- **WHAT TO WORK ON**
Search the entries for the word "data". Copy each line in which it is found.

- **INFORMATION GIVEN**
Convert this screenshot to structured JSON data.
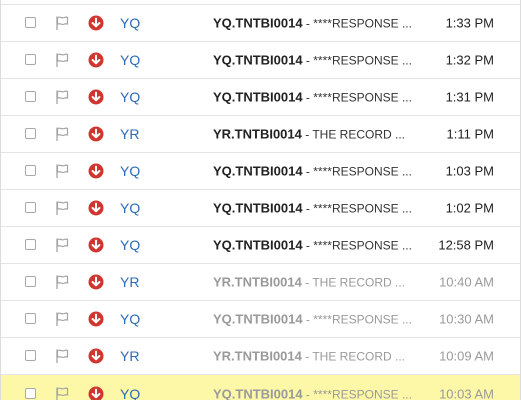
{
  "colors": {
    "sender": "#2b6cb8",
    "priority": "#d0362f",
    "highlight": "#fdf8a8",
    "read_text": "#9a9a9a",
    "unread_text": "#222222"
  },
  "icons": {
    "flag": "flag-icon",
    "priority": "arrow-down-circle-icon",
    "checkbox": "checkbox"
  },
  "messages": [
    {
      "sender": "YQ",
      "code": "YQ.TNTBI0014",
      "subject": " - ****RESPONSE ...",
      "time": "1:33 PM",
      "read": false
    },
    {
      "sender": "YQ",
      "code": "YQ.TNTBI0014",
      "subject": " - ****RESPONSE ...",
      "time": "1:32 PM",
      "read": false
    },
    {
      "sender": "YQ",
      "code": "YQ.TNTBI0014",
      "subject": " - ****RESPONSE ...",
      "time": "1:31 PM",
      "read": false
    },
    {
      "sender": "YR",
      "code": "YR.TNTBI0014",
      "subject": " - THE RECORD ...",
      "time": "1:11 PM",
      "read": false
    },
    {
      "sender": "YQ",
      "code": "YQ.TNTBI0014",
      "subject": " - ****RESPONSE ...",
      "time": "1:03 PM",
      "read": false
    },
    {
      "sender": "YQ",
      "code": "YQ.TNTBI0014",
      "subject": " - ****RESPONSE ...",
      "time": "1:02 PM",
      "read": false
    },
    {
      "sender": "YQ",
      "code": "YQ.TNTBI0014",
      "subject": " - ****RESPONSE ...",
      "time": "12:58 PM",
      "read": false
    },
    {
      "sender": "YR",
      "code": "YR.TNTBI0014",
      "subject": " - THE RECORD ...",
      "time": "10:40 AM",
      "read": true
    },
    {
      "sender": "YQ",
      "code": "YQ.TNTBI0014",
      "subject": " - ****RESPONSE ...",
      "time": "10:30 AM",
      "read": true
    },
    {
      "sender": "YR",
      "code": "YR.TNTBI0014",
      "subject": " - THE RECORD ...",
      "time": "10:09 AM",
      "read": true
    },
    {
      "sender": "YQ",
      "code": "YQ.TNTBI0014",
      "subject": " - ****RESPONSE ...",
      "time": "10:03 AM",
      "read": true,
      "highlighted": true
    }
  ]
}
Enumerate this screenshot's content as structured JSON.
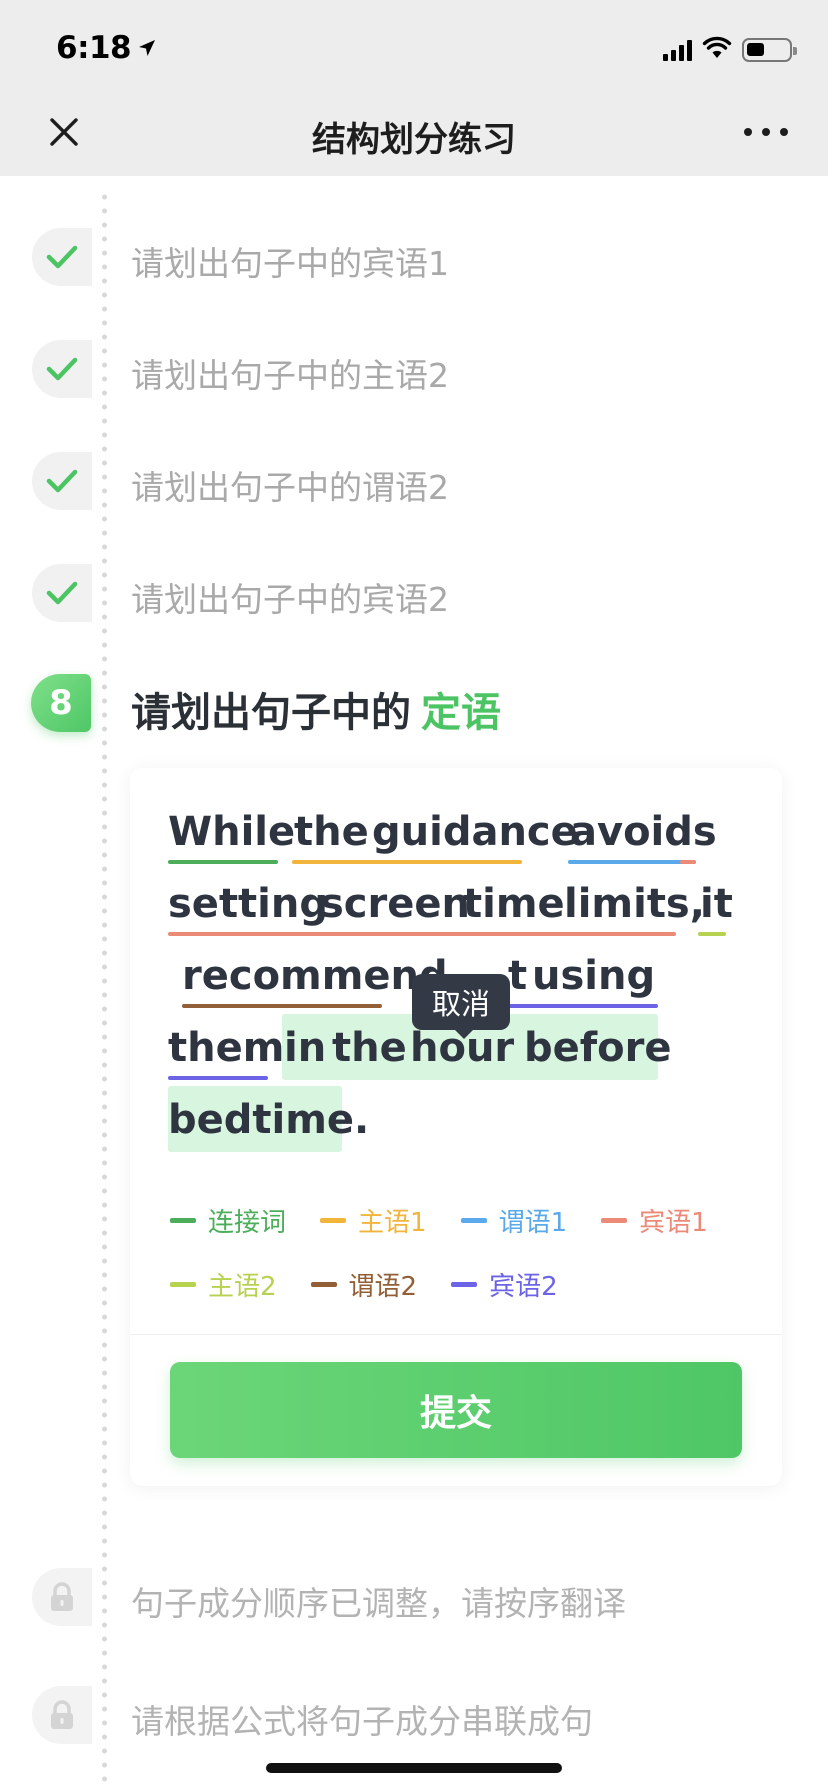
{
  "status": {
    "time": "6:18"
  },
  "nav": {
    "title": "结构划分练习"
  },
  "steps_done": [
    {
      "label": "请划出句子中的宾语1"
    },
    {
      "label": "请划出句子中的主语2"
    },
    {
      "label": "请划出句子中的谓语2"
    },
    {
      "label": "请划出句子中的宾语2"
    }
  ],
  "active_step": {
    "number": "8",
    "title_prefix": "请划出句子中的",
    "title_highlight": "定语"
  },
  "sentence": {
    "words": [
      "While",
      "the",
      "guidance",
      "avoids",
      "setting",
      "screen",
      "time",
      "limits,",
      "it",
      "recommend",
      "t",
      "using",
      "them",
      "in",
      "the",
      "hour",
      "before",
      "bedtime."
    ]
  },
  "tooltip": {
    "label": "取消"
  },
  "legend": [
    {
      "label": "连接词",
      "color": "#4cae5a"
    },
    {
      "label": "主语1",
      "color": "#f2b53c"
    },
    {
      "label": "谓语1",
      "color": "#5aa9ea"
    },
    {
      "label": "宾语1",
      "color": "#ec8a78"
    },
    {
      "label": "主语2",
      "color": "#b7d150"
    },
    {
      "label": "谓语2",
      "color": "#935f37"
    },
    {
      "label": "宾语2",
      "color": "#6c63e6"
    }
  ],
  "submit": {
    "label": "提交"
  },
  "steps_locked": [
    {
      "label": "句子成分顺序已调整，请按序翻译"
    },
    {
      "label": "请根据公式将句子成分串联成句"
    }
  ]
}
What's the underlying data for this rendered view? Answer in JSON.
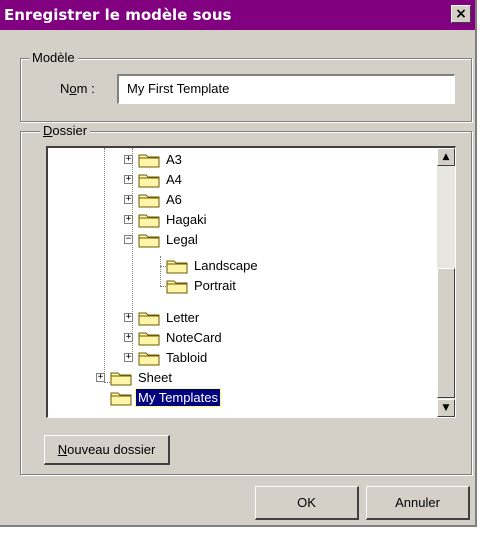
{
  "window": {
    "title": "Enregistrer le modèle sous",
    "close_glyph": "×"
  },
  "model_group": {
    "legend": "Modèle",
    "name_label_pre": "N",
    "name_label_accel": "o",
    "name_label_post": "m :",
    "name_value": "My First Template"
  },
  "folder_group": {
    "legend_accel": "D",
    "legend_rest": "ossier",
    "tree": [
      {
        "label": "A3",
        "expander": "+"
      },
      {
        "label": "A4",
        "expander": "+"
      },
      {
        "label": "A6",
        "expander": "+"
      },
      {
        "label": "Hagaki",
        "expander": "+"
      },
      {
        "label": "Legal",
        "expander": "−"
      },
      {
        "label": "Landscape"
      },
      {
        "label": "Portrait"
      },
      {
        "label": "Letter",
        "expander": "+"
      },
      {
        "label": "NoteCard",
        "expander": "+"
      },
      {
        "label": "Tabloid",
        "expander": "+"
      },
      {
        "label": "Sheet",
        "expander": "+"
      },
      {
        "label": "My Templates",
        "selected": true
      }
    ],
    "scroll_up_glyph": "▲",
    "scroll_down_glyph": "▼"
  },
  "buttons": {
    "new_folder_accel": "N",
    "new_folder_rest": "ouveau dossier",
    "ok": "OK",
    "cancel": "Annuler"
  },
  "colors": {
    "titlebar": "#800080",
    "face": "#d4d0c8",
    "selection": "#000080"
  }
}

- **OUTPUT FOR THIS TASK**
Convert this screenshot to structured JSON data.
What's the underlying data for this rendered view? Answer in JSON.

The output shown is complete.